that highlights some of the more interesting information from the 2012 Microstock Industry Survey.
Many photographers that license their images at RM and traditional RF prices still believe microstock images are being licensed for $1.00. For the most part nothing could be further from the truth. Consider these price comparisons for images on 7 different microstock sites with the average price for an RM or RF sale on Getty Images. You'll be surprised!
Several major image producers that license their work through microstock distributors have told me that their revenue from iStockphoto
(FT) and Dreamstime
(DT) was down 25% to 30% in 2012 compared to 2011. What’s more, based on current trends they are predicting 2013 revenue will be down 35% to 45% compared to 2011.
Getty has given Sean Locke and Rob Sylvan notice that their iStockphoto contracts will be terminated in 30 days. Locke is one of the 5 top iStockphoto contributors with over 12,000 images in his collection and close to a million downloads of his images. Sylvan is author of “Taking Stock,” worked on the iStock staff for many years and has helped thousands of photographers build and improve their microstock businesses.
The Global Stock Image Market Research Group (GSIMRG) in Heidelberg, Germany has just released a report on the extensive study of the stock photo industry
that it conducted in 2012. They concluded that the stock photo industry generated $2.88 billion in revenue in 2012. Based on their figures I think image licensing is much less.

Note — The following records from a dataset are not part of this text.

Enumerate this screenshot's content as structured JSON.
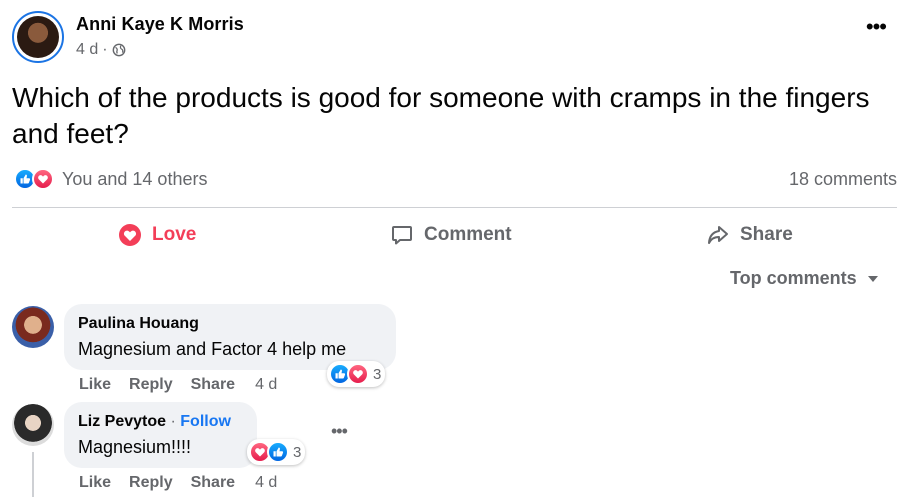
{
  "post": {
    "author": "Anni Kaye K Morris",
    "time": "4 d",
    "text": "Which of the products is good for someone with cramps in the fingers and feet?",
    "reactions_text": "You and 14 others",
    "comment_count": "18 comments"
  },
  "actions": {
    "love": "Love",
    "comment": "Comment",
    "share": "Share"
  },
  "sort": {
    "label": "Top comments"
  },
  "comments": [
    {
      "author": "Paulina Houang",
      "text": "Magnesium and Factor 4 help me",
      "like": "Like",
      "reply": "Reply",
      "share": "Share",
      "time": "4 d",
      "reaction_count": "3",
      "reactions": [
        "like-icon",
        "love-icon"
      ]
    },
    {
      "author": "Liz Pevytoe",
      "separator": "·",
      "follow": "Follow",
      "text": "Magnesium!!!!",
      "like": "Like",
      "reply": "Reply",
      "share": "Share",
      "time": "4 d",
      "reaction_count": "3",
      "reactions": [
        "love-icon",
        "like-icon"
      ]
    }
  ],
  "colors": {
    "accent_blue": "#1877f2",
    "love_red": "#f33e58",
    "muted": "#65676b",
    "bubble": "#f0f2f5"
  }
}
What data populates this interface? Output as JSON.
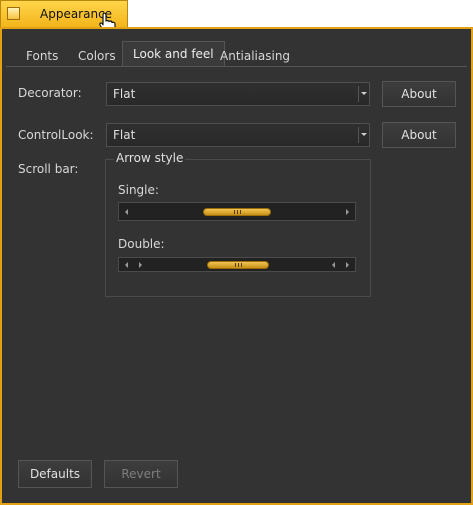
{
  "window": {
    "title": "Appearance",
    "accent_color": "#e3a214"
  },
  "tabs": [
    {
      "label": "Fonts",
      "active": false
    },
    {
      "label": "Colors",
      "active": false
    },
    {
      "label": "Look and feel",
      "active": true
    },
    {
      "label": "Antialiasing",
      "active": false
    }
  ],
  "decorator": {
    "label": "Decorator:",
    "selected": "Flat",
    "about_label": "About"
  },
  "control_look": {
    "label": "ControlLook:",
    "selected": "Flat",
    "about_label": "About"
  },
  "scroll_bar": {
    "label": "Scroll bar:",
    "group_title": "Arrow style",
    "single": {
      "label": "Single:"
    },
    "double": {
      "label": "Double:"
    }
  },
  "footer": {
    "defaults_label": "Defaults",
    "revert_label": "Revert",
    "revert_enabled": false
  }
}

Their report, and my commentary in this article, is a must read for anyone engaged in the stock photo business.
Serban Enache, CEO of Dreamstime has explained in a blog post
how Google’s new image search techniques make it more likely that unauthorized use of your images will increase. Every image producer should read this story.
There is increasing dissatisfaction among iSockphoto contributors as a result of Googlegate
, and other recent moves by iStock. Many of the approximately 5,000 exclusive contributors are exploring the option of giving up their exclusive and placing their images on multiple web sites. Shutterstock is actively pursuing iStock exclusive contributors and has created a direct email address, email@example.com
, to guide them through the signup and approval process.
Many who license their images at Rights Managed or traditional Royalty Free prices believe it is impossible to earn significant revenue licensing images at microstock prices. This article offers some comparative analysis.
Jon Oringer, CEO of Shutterstock, has written a very interesting piece
about why being exclusive with one distributor doesn’t work for microstock photographers. I agree with his conclusion, but disagree with one of his major arguments.
In the growing clamor and uproar about the free images available through Google Drive Rick Becker-Leckrone, CEO of Blend Images, made some points on the Stockphoto blog
that are worth examining. See the previous article
for more background.
This is the third in a series of articles on the image collection that is available to Google Drive users. (It looks like there may be many more articles as more details unfold.) To see the first two articles go here
. This is not just a microstock issue. Hundreds of traditionally priced RF images are involved.
iStock has provided an explanation on Google Drive issues described in my previous post
. The following was posted on the iStock forum late yesterday.
Sean Locke (one of iStock’s highest earning contributors) discovered recently that some of his best selling images are now available on GoogleDrive for FREE
. There is a major thread in the iStock forum
. I’ll try to summarize what seems to be known so far.
Recently several subscribers have asked questions, the answers to which might be of interest to all subscribers. So I’ve decided to share the questions and my answers here.